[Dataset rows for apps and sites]
§

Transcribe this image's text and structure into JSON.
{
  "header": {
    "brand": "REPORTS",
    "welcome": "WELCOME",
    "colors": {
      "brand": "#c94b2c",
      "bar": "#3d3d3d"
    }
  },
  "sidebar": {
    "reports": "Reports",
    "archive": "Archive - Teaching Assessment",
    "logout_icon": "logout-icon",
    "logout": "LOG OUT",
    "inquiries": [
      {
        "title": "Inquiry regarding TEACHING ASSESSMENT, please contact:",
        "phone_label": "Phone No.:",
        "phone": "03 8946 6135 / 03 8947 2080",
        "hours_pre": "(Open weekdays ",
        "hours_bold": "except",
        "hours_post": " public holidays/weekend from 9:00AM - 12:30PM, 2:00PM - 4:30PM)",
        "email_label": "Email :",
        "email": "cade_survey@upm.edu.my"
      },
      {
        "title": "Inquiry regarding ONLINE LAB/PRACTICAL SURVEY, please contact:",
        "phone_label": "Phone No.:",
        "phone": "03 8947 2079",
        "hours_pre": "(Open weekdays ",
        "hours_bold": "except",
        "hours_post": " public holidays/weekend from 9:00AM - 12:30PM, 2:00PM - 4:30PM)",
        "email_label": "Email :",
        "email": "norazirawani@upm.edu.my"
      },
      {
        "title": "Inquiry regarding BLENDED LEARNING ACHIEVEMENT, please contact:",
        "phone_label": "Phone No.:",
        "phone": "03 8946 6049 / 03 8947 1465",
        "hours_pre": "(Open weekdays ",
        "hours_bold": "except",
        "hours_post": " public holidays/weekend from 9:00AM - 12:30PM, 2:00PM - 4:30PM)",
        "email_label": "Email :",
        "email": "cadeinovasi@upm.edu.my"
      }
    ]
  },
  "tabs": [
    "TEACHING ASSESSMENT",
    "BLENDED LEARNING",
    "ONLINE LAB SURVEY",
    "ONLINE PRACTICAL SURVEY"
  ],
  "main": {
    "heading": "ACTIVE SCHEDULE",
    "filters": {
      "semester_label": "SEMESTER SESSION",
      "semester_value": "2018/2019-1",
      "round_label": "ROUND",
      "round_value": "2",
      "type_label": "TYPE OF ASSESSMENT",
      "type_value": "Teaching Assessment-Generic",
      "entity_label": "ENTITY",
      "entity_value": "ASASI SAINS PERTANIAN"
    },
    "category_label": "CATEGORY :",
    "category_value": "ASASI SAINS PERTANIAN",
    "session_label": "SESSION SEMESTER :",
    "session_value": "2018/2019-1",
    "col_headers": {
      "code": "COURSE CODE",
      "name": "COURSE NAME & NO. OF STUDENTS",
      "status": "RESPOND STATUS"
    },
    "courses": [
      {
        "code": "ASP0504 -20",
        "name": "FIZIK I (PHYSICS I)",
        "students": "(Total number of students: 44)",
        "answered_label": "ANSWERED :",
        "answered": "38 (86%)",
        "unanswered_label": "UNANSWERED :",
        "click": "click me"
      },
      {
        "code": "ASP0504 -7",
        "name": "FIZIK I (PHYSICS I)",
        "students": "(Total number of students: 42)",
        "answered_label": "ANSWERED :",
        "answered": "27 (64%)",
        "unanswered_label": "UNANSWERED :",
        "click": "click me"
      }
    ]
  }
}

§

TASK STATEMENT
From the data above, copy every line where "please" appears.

EXERCISE OUTPUT
        "title": "Inquiry regarding TEACHING ASSESSMENT, please contact:",
        "title": "Inquiry regarding ONLINE LAB/PRACTICAL SURVEY, please contact:",
        "title": "Inquiry regarding BLENDED LEARNING ACHIEVEMENT, please contact:",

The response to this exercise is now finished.